:: Saved data entries ::
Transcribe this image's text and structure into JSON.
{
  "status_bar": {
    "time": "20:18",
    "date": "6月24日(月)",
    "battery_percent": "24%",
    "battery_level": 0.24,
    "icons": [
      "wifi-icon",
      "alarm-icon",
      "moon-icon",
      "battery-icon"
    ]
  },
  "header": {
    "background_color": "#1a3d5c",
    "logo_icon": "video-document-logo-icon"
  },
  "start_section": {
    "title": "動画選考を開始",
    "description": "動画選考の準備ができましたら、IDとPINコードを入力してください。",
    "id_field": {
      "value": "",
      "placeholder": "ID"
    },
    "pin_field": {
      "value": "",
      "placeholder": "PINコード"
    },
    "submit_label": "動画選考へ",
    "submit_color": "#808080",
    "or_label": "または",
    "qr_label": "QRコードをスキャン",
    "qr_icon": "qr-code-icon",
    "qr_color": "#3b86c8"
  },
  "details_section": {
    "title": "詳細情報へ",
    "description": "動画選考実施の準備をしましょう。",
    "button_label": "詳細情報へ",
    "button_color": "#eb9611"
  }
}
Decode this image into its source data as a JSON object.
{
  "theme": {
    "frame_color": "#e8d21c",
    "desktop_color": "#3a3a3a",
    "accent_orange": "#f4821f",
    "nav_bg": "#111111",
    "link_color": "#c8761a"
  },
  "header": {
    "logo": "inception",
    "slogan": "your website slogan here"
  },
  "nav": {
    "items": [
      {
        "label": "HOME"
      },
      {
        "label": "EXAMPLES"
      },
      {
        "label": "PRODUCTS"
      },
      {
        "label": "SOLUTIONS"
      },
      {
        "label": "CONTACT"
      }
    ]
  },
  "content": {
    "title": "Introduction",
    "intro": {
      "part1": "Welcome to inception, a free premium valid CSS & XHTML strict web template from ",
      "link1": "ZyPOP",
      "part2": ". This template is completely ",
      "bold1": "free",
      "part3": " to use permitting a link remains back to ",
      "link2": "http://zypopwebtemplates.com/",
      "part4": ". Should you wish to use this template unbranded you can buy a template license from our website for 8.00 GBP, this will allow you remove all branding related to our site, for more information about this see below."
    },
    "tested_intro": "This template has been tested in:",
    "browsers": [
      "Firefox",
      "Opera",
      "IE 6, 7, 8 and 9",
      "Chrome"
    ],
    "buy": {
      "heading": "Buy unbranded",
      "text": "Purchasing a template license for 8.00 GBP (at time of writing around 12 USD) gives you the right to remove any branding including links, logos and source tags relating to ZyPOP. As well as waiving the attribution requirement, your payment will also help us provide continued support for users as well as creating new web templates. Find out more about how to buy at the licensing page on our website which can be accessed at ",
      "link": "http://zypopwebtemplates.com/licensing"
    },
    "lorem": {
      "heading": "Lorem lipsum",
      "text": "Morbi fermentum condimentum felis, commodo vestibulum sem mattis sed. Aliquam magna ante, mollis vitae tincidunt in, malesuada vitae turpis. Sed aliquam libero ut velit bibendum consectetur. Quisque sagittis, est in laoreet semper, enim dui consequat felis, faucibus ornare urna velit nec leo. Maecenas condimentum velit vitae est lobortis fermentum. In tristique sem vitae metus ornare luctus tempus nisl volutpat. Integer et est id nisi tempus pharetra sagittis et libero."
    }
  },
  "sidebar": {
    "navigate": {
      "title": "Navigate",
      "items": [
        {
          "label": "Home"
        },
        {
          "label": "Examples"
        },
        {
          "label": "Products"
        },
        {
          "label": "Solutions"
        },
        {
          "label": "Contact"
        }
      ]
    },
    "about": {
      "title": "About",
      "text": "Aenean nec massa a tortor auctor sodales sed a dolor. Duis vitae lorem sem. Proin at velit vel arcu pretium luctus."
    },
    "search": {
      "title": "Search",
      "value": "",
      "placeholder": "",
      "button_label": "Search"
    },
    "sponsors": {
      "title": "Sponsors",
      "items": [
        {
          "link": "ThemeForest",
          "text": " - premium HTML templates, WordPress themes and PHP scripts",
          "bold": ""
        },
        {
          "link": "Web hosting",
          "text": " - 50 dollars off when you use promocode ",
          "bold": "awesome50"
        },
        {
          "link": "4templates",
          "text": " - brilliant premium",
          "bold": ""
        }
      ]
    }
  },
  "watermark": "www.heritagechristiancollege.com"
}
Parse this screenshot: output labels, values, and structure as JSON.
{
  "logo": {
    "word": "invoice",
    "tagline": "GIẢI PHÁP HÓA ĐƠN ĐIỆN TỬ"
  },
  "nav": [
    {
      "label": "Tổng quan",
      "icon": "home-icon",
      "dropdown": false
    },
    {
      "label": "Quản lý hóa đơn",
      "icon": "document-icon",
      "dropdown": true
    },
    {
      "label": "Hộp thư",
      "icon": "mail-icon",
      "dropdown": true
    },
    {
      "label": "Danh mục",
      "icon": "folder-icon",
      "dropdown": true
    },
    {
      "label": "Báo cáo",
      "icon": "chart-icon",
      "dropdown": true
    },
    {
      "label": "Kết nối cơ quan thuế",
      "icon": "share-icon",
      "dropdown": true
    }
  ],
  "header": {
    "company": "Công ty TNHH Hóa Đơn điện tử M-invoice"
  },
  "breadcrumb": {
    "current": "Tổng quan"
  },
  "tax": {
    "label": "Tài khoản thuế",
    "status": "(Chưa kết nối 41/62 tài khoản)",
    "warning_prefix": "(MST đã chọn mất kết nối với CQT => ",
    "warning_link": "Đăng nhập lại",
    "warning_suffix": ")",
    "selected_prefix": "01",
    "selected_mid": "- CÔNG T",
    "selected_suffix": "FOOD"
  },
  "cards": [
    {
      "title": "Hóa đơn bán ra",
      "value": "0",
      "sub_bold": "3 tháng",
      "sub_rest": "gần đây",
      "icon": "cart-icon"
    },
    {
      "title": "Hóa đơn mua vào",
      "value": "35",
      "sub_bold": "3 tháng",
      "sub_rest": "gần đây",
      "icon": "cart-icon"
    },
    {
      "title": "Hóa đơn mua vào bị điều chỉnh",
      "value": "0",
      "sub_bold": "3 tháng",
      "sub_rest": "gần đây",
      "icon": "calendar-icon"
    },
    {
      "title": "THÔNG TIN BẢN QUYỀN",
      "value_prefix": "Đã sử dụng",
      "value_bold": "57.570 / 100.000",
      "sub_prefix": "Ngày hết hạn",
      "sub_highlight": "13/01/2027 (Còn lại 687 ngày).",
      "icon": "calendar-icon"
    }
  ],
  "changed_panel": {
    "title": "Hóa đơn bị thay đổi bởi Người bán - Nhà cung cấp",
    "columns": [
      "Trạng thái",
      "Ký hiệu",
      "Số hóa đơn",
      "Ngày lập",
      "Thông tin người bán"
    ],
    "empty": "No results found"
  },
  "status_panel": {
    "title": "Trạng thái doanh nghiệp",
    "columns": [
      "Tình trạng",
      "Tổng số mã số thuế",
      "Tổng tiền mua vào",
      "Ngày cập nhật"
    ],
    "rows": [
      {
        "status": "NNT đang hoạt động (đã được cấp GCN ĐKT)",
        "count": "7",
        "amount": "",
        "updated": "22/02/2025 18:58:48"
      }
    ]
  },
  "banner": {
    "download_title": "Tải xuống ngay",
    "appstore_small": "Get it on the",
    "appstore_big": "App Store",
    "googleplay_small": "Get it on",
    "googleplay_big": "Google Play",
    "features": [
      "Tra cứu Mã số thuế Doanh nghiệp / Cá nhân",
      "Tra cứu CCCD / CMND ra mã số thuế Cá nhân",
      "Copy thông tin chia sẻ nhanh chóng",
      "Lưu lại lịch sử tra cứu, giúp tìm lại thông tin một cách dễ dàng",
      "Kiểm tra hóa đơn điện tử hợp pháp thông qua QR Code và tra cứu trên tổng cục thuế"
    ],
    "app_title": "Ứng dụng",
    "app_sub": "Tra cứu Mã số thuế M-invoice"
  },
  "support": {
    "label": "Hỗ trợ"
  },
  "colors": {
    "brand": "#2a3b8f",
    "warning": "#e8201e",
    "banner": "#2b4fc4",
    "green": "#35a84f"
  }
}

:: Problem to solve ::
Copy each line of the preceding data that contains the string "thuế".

:: Solution ::
      "label": "Kết nối cơ quan thuế",
    "label": "Tài khoản thuế",
      "Tổng số mã số thuế",
      "Tra cứu Mã số thuế Doanh nghiệp / Cá nhân",
      "Tra cứu CCCD / CMND ra mã số thuế Cá nhân",
      "Kiểm tra hóa đơn điện tử hợp pháp thông qua QR Code và tra cứu trên tổng cục thuế"
    "app_sub": "Tra cứu Mã số thuế M-invoice"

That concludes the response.